For foodies, Rockland shines when it comes to dining. For breakfast Rock City Cafe can’t be beat for great coffee and breakfast fare. There is even a bookstore attached to the cafe with an eclectic collection of new and used books.
For dinner, choices range from Primo (about a mile south of town) for French/Italian dishes, to Amalfi which is mostly Mediterranean, to sushi and lobster in the raw on the wharf.
Like Rockland, Camden buzzes all summer. At times it can be a bit overwhelming, but you will never be at a loss for things to eat, see, or do.
Camden is another excellent harbor from which to begin your charter, but with many less service options. It is also a bit more expensive than Rockland when it come to provisioning, supplies, and lodging. Mooring and dockage are limited by the size of the harbor and there is only one full service marina (albeit an excellent one).

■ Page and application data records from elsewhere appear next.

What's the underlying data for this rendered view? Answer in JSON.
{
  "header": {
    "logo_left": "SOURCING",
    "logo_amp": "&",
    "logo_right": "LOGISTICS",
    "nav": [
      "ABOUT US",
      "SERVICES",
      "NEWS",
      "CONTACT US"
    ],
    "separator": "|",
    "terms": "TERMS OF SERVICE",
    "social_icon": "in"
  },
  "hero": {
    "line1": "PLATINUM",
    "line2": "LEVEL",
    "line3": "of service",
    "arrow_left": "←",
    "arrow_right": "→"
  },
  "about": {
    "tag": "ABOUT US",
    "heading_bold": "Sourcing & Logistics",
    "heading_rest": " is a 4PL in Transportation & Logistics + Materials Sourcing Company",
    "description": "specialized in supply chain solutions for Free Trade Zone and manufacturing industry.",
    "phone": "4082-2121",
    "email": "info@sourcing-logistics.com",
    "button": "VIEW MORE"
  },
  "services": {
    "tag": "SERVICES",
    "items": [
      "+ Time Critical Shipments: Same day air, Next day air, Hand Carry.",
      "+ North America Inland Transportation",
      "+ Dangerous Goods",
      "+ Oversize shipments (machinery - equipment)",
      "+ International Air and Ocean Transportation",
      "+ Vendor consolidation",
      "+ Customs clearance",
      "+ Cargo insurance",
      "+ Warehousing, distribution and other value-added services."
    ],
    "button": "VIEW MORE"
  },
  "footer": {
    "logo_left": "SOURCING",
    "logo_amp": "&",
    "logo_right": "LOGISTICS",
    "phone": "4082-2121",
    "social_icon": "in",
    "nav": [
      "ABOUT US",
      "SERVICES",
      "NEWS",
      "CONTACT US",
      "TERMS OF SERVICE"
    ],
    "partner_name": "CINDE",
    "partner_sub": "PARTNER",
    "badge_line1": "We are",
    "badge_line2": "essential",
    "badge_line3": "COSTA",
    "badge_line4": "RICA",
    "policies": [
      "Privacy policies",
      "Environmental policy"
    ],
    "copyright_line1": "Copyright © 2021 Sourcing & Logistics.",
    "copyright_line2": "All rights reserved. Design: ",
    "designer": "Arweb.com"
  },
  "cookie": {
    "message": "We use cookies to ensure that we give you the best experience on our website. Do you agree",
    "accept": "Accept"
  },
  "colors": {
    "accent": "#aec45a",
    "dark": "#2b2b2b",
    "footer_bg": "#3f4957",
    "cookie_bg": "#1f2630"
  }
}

That said, it is Camden is a wonderful place to visit and a must for any Penobscot Bay cruise. The Camden Yacht Club maintains reciprocity with most major yacht clubs and has always been helpful and welcome to visiting yachts. The town has a public dinghy dock, with heads and showers nearby.
For casual dining, Cappy’s Chowder House is a great place for chowder and beer. For more upscale dining choose The Waterfront or Peter Ott’s. The Camden Deli is great for lunch or breakfast, as is Boynton & McKay.
There is always a mix of music and theater at the amphitheater at the head of the harbor, below the beautiful Camden Public Library. The lawn slopes toward the harbor and is a wonderful place just to relax and gaze out toward the bay and islands. It’s also a perfect spot for a picnic lunch.
If you need a workout, try the Camden YMCA. And nearby Camden Hills State Park with its spectacular views from atop Mount Battie has miles of trails for hiking and biking.
Sleepy by comparison to Rockland and Camden, Rockport has a unique personality. It is not a typical tourist town and lacks all the shops and eateries that go along with that. It is however the home of high culture: Bay Chamber Concerts at the Rockport Opera House; the Center for Maine Contemporary Art; and the Maine Media Workshops (formerly the Maine Photographic Workshops), where working and aspiring photographers and film makers come to hone their skills.
For dining, enjoy great seafood and sweeping views of Rockport Harbor at the Sail Loft Restaurant.
Rockport is a lovely harbor but offers little in the way of facilities and services. Provisioning and other supplies will have to come from either Rockland or Camden. Fuel and temporary dockage can be found at Rockport Marine, one of Maine’s premier wooden boatbuilders, but moorings are limited.
The town landing has a public dinghy dock, head, and showers. There is public parking, but be sure to check with the harbormaster if it will be a long term stay.